(RECORDS)
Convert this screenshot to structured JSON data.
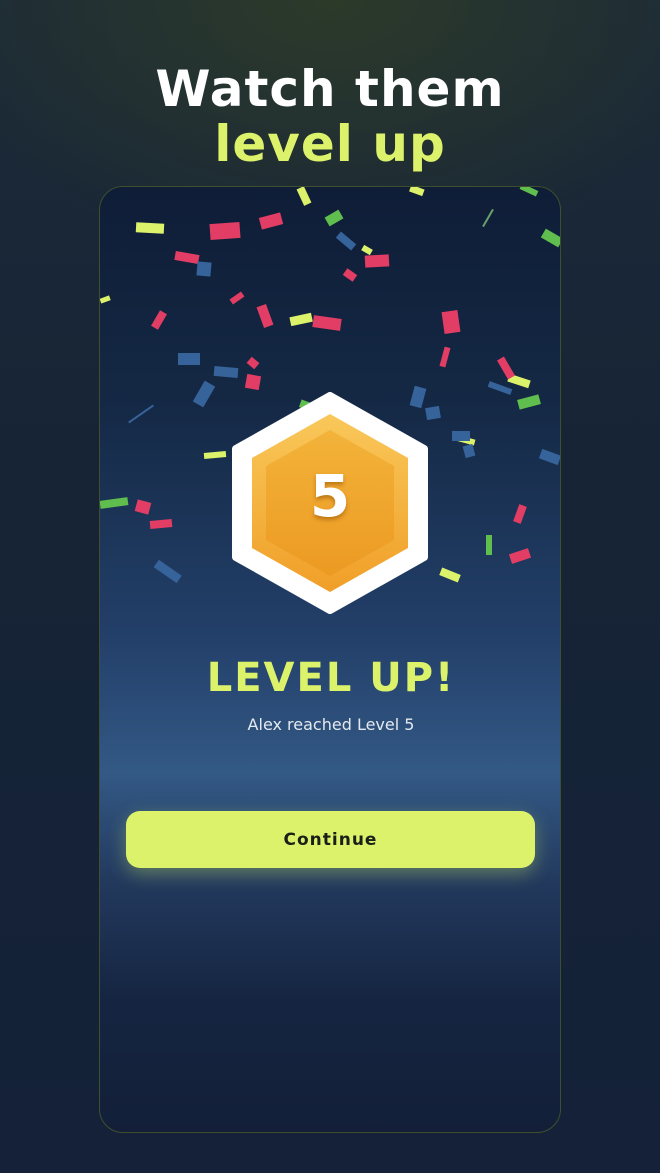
{
  "promo": {
    "headline_line1": "Watch them",
    "headline_line2": "level up"
  },
  "level_up_screen": {
    "level_number": "5",
    "title": "LEVEL UP!",
    "subtitle": "Alex reached Level 5",
    "continue_label": "Continue"
  },
  "colors": {
    "accent": "#dcf26a",
    "badge_gold": "#f2a52e",
    "confetti_red": "#e23d64",
    "confetti_blue": "#36639a",
    "confetti_green": "#5fbe4e"
  }
}
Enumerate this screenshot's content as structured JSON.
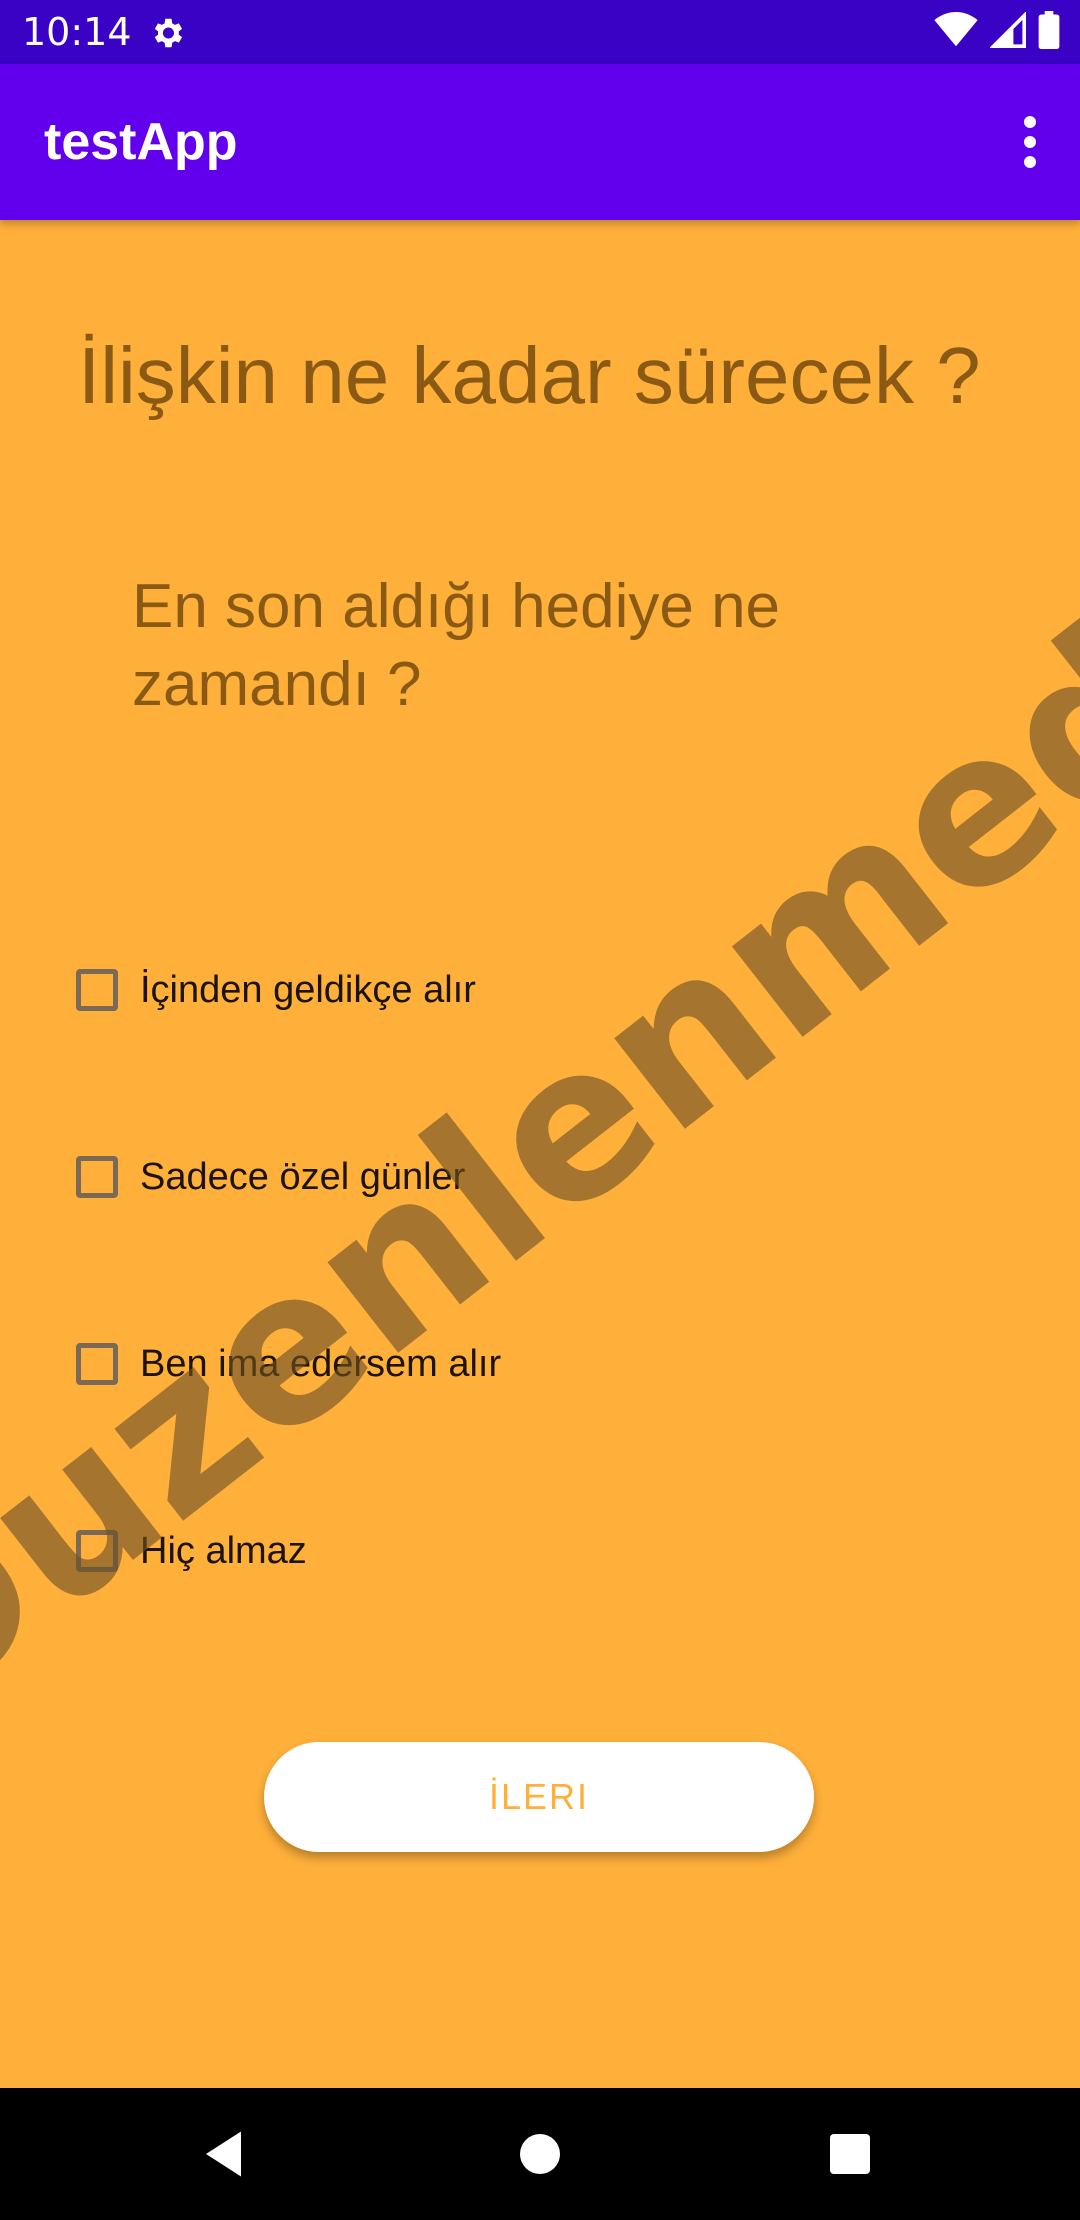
{
  "status_bar": {
    "time": "10:14",
    "icons": [
      "gear-icon",
      "wifi-icon",
      "signal-icon",
      "battery-icon"
    ]
  },
  "app_bar": {
    "title": "testApp",
    "menu_icon": "more-vert-icon"
  },
  "main": {
    "title": "İlişkin ne kadar sürecek ?",
    "question": "En son aldığı hediye ne zamandı ?",
    "options": [
      {
        "label": "İçinden geldikçe alır",
        "checked": false
      },
      {
        "label": "Sadece özel günler",
        "checked": false
      },
      {
        "label": "Ben ima edersem alır",
        "checked": false
      },
      {
        "label": "Hiç almaz",
        "checked": false
      }
    ],
    "next_button": "İLERI"
  },
  "watermark": "Duzenlenmedi",
  "colors": {
    "status_bar": "#3a02c5",
    "app_bar": "#6200ee",
    "background": "#ffb03a",
    "heading_text": "#8a5a14",
    "button_text": "#ffb03a"
  },
  "nav_bar": {
    "icons": [
      "back-icon",
      "home-icon",
      "recents-icon"
    ]
  }
}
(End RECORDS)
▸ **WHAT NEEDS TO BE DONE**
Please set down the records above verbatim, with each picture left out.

▸ **TASK RESPONSE**
Convert this screenshot to structured JSON data.
{
  "promo": {
    "headline_line1": "Watch them",
    "headline_line2": "level up"
  },
  "level_up_screen": {
    "level_number": "5",
    "title": "LEVEL UP!",
    "subtitle": "Alex reached Level 5",
    "continue_label": "Continue"
  },
  "colors": {
    "accent": "#dcf26a",
    "badge_gold": "#f2a52e",
    "confetti_red": "#e23d64",
    "confetti_blue": "#36639a",
    "confetti_green": "#5fbe4e"
  }
}
Enumerate this screenshot's content as structured JSON.
{
  "status_bar": {
    "time": "10:14",
    "icons": [
      "gear-icon",
      "wifi-icon",
      "signal-icon",
      "battery-icon"
    ]
  },
  "app_bar": {
    "title": "testApp",
    "menu_icon": "more-vert-icon"
  },
  "main": {
    "title": "İlişkin ne kadar sürecek ?",
    "question": "En son aldığı hediye ne zamandı ?",
    "options": [
      {
        "label": "İçinden geldikçe alır",
        "checked": false
      },
      {
        "label": "Sadece özel günler",
        "checked": false
      },
      {
        "label": "Ben ima edersem alır",
        "checked": false
      },
      {
        "label": "Hiç almaz",
        "checked": false
      }
    ],
    "next_button": "İLERI"
  },
  "watermark": "Duzenlenmedi",
  "colors": {
    "status_bar": "#3a02c5",
    "app_bar": "#6200ee",
    "background": "#ffb03a",
    "heading_text": "#8a5a14",
    "button_text": "#ffb03a"
  },
  "nav_bar": {
    "icons": [
      "back-icon",
      "home-icon",
      "recents-icon"
    ]
  }
}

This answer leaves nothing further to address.